Metropolitan Museum of Art returns lost medieval charter to Belgium
On Thursday, the US Metropolitan Museum officially returned a lost charter from 1176 to the Belgian State Archives. The handover ceremony took place at the Egmont Palace in Brussels, in the presence of Belgian Foreign minister Hadja Lahbib, state secretary for Science Policy Thomas Dermine and US Ambassador to Belgium Michael Adler.
The charter, written in Latin, was donated 847 years ago by Count of Flanders Philip of Alsace to the Benedictine abbey of Messines in West Flanders. The abbey was destroyed and looted during World War I, resulting in the loss of its possessions.
Occasionally, some deeds turn up in private collections or at public sales by renowned auction houses. Recovering these documents, which are considered inalienable state treasures, is one of the core tasks of the Belgian State Archives. In 2016, they were informed that the medieval charter was likely in possession of The Met.
The US museum acquired the charter in good faith in 1923 as a donation from the museum's Curator of Arms and Armor, who bought it from an unrecorded source in Europe. A thorough investigation revealed that the charter was part of the archives of Messines Abbey. The Met then decided to transfer the charter to Belgium free of charge. The document will now be stored in the National Archives of Bruges.

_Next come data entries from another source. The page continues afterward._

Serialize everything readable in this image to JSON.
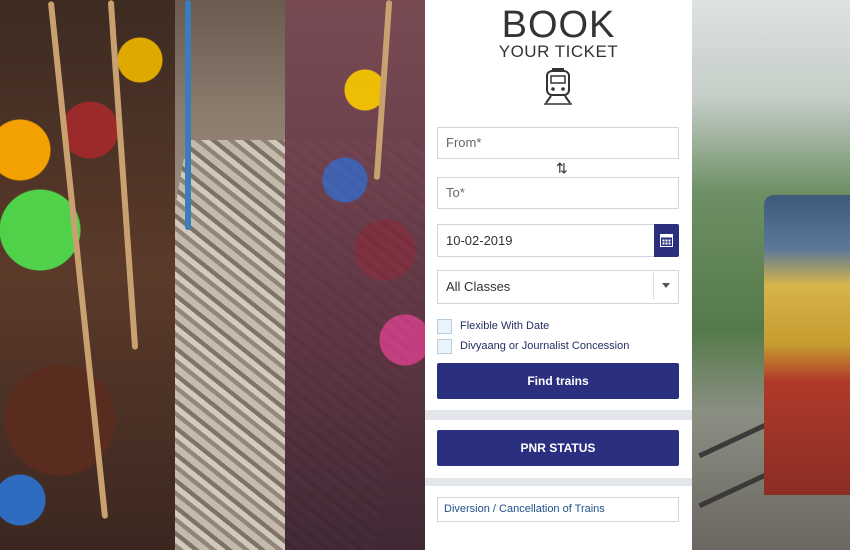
{
  "widget": {
    "title": "BOOK",
    "subtitle": "YOUR TICKET",
    "from_placeholder": "From*",
    "to_placeholder": "To*",
    "date_value": "10-02-2019",
    "class_selected": "All Classes",
    "flexible_label": "Flexible With Date",
    "concession_label": "Divyaang or Journalist Concession",
    "find_button": "Find trains",
    "pnr_button": "PNR STATUS",
    "diversion_link": "Diversion / Cancellation of Trains"
  },
  "icons": {
    "logo": "train-icon",
    "swap": "swap-icon",
    "calendar": "calendar-icon",
    "dropdown": "chevron-down-icon"
  },
  "colors": {
    "accent": "#2b2f7f",
    "border": "#cfd6de",
    "link": "#1f4f8a"
  }
}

The handover ceremony of the charter. © BELGA PHOTO ERIC LALMAND